Kingston Mill, shown here during the East Coast snowstorm on December 14, is an historic spot.  

The bridge was a replacement built in 1798 for the wooden bridge destroyed by Washington after the Battle of Princeton.  About 100 yards away is a marker referring to the "horseback conference" in which Washington decided to take his force to Jockey Hollow for the winter rather than attack the British at New Brunswick.  After the Revolution, during the early part of the nineteenth century, the Delaware and Raritan Canal was built; there is a lock at Kingston past the left edge of the photograph.  Past the right edge of the photograph, the road was part of the Lincoln Highway designation in the early twentieth century.  The mill itself, testament to the Industrial Revolution, was built in the late nineteenth century.  This place is filled with history across the formation and growth of the country.

Monday, December 2, 2013

The Obscure Confluence of Place

One of the most intriguing places I have found in my exploration of place, history and the Revolution is Proprietors' Park in Gloucester City, NJ.  It was once known as Gloucester Point Park.  A lot of activity seemed to occur in what is now a relatively obscure spot, though one with outstanding views of the Delaware River, the Walt Whitman Bridge and Philadelphia's distant skyline.

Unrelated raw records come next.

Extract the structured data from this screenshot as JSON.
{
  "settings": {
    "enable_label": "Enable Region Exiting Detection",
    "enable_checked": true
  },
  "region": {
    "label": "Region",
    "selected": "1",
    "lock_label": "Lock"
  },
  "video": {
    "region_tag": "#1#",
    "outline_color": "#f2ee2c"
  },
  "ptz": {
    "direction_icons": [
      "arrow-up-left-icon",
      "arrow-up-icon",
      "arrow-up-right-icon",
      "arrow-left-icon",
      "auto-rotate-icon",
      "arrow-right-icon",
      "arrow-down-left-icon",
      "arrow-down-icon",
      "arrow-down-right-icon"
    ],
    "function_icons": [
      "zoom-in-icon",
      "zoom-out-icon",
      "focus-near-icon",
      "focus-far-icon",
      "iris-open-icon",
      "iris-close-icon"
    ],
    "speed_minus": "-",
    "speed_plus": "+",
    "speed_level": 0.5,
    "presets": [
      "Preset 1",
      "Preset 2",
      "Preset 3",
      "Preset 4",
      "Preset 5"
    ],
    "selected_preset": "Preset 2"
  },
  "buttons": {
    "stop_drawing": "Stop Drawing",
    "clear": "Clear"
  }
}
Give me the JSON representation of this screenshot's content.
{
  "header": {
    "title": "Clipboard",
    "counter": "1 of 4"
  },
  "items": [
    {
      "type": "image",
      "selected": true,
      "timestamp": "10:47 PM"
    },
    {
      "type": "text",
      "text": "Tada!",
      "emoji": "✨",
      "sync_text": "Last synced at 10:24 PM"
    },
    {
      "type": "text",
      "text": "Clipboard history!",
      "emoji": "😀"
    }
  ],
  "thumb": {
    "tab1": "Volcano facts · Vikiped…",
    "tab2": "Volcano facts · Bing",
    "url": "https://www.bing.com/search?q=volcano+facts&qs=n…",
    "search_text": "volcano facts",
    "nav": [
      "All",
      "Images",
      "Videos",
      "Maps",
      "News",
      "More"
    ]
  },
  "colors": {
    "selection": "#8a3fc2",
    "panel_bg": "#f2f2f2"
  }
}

We are looking at a marker that identifies the spot on which stood Huggs Tavern, where Betsy Ross was married.  We are looking at the Delaware River; David C. Munn, in Battles and Skirmishes in New Jersey of the American Revolution, notes several events in this area.  On December 31, 1777, Americans stripped and burned two British ships between here and Philaelphia, just to the north.  Also in this park is a plaque identifying the courthouse's site, and another spot where the proprietors met, and apparently still meet, once a year.  Munn notes that on November 25, 1777, a reconnaissance force under Lafayette exchanged fire with a small British force in Gloucester; some sources refer to this as the Battle of Gloucester. On November 27, having cleared this area of American forces, Cornwallis returned to Philadelphia.

Standing here, we are reminded of the many small cities of New Jersey and paths that crossed--here Betsy Ross and Cornwallis, separated briefly by time.